:: Directions ::
An exact reproduction of each record is required.

(Exercise data begins)

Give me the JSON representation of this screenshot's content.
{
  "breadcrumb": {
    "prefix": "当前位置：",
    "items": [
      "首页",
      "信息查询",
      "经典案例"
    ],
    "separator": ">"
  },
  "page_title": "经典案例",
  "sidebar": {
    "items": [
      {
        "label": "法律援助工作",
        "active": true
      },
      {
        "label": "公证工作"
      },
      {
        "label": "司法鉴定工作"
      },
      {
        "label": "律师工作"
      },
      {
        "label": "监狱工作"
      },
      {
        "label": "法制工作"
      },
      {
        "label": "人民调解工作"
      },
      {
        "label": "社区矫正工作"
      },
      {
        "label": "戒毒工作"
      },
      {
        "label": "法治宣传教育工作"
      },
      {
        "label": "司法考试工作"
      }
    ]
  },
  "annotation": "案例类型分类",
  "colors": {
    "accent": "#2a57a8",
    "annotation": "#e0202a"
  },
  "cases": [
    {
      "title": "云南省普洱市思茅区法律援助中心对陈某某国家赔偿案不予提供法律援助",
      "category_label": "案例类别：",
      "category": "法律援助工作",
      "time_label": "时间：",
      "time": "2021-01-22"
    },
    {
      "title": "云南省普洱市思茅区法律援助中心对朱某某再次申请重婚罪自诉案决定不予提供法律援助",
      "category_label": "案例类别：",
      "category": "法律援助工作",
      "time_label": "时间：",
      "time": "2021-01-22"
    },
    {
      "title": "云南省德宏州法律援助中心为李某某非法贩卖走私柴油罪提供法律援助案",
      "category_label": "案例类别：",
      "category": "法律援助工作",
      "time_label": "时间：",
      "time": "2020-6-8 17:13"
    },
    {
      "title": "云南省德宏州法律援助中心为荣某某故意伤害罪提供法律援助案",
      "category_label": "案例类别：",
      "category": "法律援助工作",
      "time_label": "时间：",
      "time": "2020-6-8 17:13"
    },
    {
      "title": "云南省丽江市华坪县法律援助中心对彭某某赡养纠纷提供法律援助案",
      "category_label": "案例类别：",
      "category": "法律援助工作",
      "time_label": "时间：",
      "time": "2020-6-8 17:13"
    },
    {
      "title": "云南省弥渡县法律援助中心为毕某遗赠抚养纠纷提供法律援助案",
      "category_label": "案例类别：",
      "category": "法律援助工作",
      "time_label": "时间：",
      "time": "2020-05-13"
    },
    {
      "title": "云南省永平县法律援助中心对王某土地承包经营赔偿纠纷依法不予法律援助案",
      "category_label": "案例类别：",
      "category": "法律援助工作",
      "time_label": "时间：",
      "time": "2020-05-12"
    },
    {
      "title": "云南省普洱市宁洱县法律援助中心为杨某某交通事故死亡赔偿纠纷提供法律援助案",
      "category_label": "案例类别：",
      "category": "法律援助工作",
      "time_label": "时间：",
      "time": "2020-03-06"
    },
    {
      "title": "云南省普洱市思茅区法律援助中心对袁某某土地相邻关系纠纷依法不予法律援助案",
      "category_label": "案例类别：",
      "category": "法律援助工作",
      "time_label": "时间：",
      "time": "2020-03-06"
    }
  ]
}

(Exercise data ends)

:: Exercise solution ::
Give me the JSON representation of this screenshot's content.
{
  "breadcrumb": {
    "prefix": "当前位置：",
    "items": [
      "首页",
      "信息查询",
      "经典案例"
    ],
    "separator": ">"
  },
  "page_title": "经典案例",
  "sidebar": {
    "items": [
      {
        "label": "法律援助工作",
        "active": true
      },
      {
        "label": "公证工作"
      },
      {
        "label": "司法鉴定工作"
      },
      {
        "label": "律师工作"
      },
      {
        "label": "监狱工作"
      },
      {
        "label": "法制工作"
      },
      {
        "label": "人民调解工作"
      },
      {
        "label": "社区矫正工作"
      },
      {
        "label": "戒毒工作"
      },
      {
        "label": "法治宣传教育工作"
      },
      {
        "label": "司法考试工作"
      }
    ]
  },
  "annotation": "案例类型分类",
  "colors": {
    "accent": "#2a57a8",
    "annotation": "#e0202a"
  },
  "cases": [
    {
      "title": "云南省普洱市思茅区法律援助中心对陈某某国家赔偿案不予提供法律援助",
      "category_label": "案例类别：",
      "category": "法律援助工作",
      "time_label": "时间：",
      "time": "2021-01-22"
    },
    {
      "title": "云南省普洱市思茅区法律援助中心对朱某某再次申请重婚罪自诉案决定不予提供法律援助",
      "category_label": "案例类别：",
      "category": "法律援助工作",
      "time_label": "时间：",
      "time": "2021-01-22"
    },
    {
      "title": "云南省德宏州法律援助中心为李某某非法贩卖走私柴油罪提供法律援助案",
      "category_label": "案例类别：",
      "category": "法律援助工作",
      "time_label": "时间：",
      "time": "2020-6-8 17:13"
    },
    {
      "title": "云南省德宏州法律援助中心为荣某某故意伤害罪提供法律援助案",
      "category_label": "案例类别：",
      "category": "法律援助工作",
      "time_label": "时间：",
      "time": "2020-6-8 17:13"
    },
    {
      "title": "云南省丽江市华坪县法律援助中心对彭某某赡养纠纷提供法律援助案",
      "category_label": "案例类别：",
      "category": "法律援助工作",
      "time_label": "时间：",
      "time": "2020-6-8 17:13"
    },
    {
      "title": "云南省弥渡县法律援助中心为毕某遗赠抚养纠纷提供法律援助案",
      "category_label": "案例类别：",
      "category": "法律援助工作",
      "time_label": "时间：",
      "time": "2020-05-13"
    },
    {
      "title": "云南省永平县法律援助中心对王某土地承包经营赔偿纠纷依法不予法律援助案",
      "category_label": "案例类别：",
      "category": "法律援助工作",
      "time_label": "时间：",
      "time": "2020-05-12"
    },
    {
      "title": "云南省普洱市宁洱县法律援助中心为杨某某交通事故死亡赔偿纠纷提供法律援助案",
      "category_label": "案例类别：",
      "category": "法律援助工作",
      "time_label": "时间：",
      "time": "2020-03-06"
    },
    {
      "title": "云南省普洱市思茅区法律援助中心对袁某某土地相邻关系纠纷依法不予法律援助案",
      "category_label": "案例类别：",
      "category": "法律援助工作",
      "time_label": "时间：",
      "time": "2020-03-06"
    }
  ]
}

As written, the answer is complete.